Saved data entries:

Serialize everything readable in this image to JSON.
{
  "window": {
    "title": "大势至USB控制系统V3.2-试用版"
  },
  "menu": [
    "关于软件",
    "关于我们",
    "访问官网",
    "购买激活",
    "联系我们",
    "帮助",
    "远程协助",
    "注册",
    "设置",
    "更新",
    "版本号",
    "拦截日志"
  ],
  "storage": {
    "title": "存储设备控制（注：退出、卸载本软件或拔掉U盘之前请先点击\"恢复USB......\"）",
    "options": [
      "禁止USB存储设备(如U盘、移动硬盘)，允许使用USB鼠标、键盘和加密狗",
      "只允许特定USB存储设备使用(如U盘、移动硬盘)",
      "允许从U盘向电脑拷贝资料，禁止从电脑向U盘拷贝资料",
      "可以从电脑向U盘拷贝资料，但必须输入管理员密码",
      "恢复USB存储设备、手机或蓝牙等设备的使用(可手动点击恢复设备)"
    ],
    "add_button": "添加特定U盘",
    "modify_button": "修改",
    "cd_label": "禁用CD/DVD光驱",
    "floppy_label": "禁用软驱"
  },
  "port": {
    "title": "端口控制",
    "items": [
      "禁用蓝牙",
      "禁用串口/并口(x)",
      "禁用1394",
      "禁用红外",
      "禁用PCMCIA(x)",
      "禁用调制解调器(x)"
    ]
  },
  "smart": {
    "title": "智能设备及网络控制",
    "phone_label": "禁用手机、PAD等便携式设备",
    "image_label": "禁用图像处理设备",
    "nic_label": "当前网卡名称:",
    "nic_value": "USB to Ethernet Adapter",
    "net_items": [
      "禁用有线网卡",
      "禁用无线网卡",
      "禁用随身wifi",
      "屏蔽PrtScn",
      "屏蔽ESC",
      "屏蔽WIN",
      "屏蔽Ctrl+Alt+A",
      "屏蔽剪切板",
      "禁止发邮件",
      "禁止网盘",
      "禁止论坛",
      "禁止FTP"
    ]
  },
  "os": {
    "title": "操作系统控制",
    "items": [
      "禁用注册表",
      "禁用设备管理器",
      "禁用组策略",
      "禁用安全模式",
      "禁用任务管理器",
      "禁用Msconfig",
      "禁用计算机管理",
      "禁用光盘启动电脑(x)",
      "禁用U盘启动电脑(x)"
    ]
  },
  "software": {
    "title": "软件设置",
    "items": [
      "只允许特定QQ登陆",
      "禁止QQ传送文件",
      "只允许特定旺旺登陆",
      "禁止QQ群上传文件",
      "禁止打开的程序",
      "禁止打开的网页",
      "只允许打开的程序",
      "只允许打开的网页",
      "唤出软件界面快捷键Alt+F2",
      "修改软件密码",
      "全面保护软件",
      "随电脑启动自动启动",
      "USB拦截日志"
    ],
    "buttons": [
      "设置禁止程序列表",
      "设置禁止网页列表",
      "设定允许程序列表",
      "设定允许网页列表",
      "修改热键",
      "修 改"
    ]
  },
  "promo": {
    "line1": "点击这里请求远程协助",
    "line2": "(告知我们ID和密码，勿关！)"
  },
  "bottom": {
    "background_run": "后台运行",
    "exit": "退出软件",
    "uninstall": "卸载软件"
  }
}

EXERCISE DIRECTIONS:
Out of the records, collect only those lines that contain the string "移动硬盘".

RESPONSE TO THE EXERCISE:
      "禁止USB存储设备(如U盘、移动硬盘)，允许使用USB鼠标、键盘和加密狗",
      "只允许特定USB存储设备使用(如U盘、移动硬盘)",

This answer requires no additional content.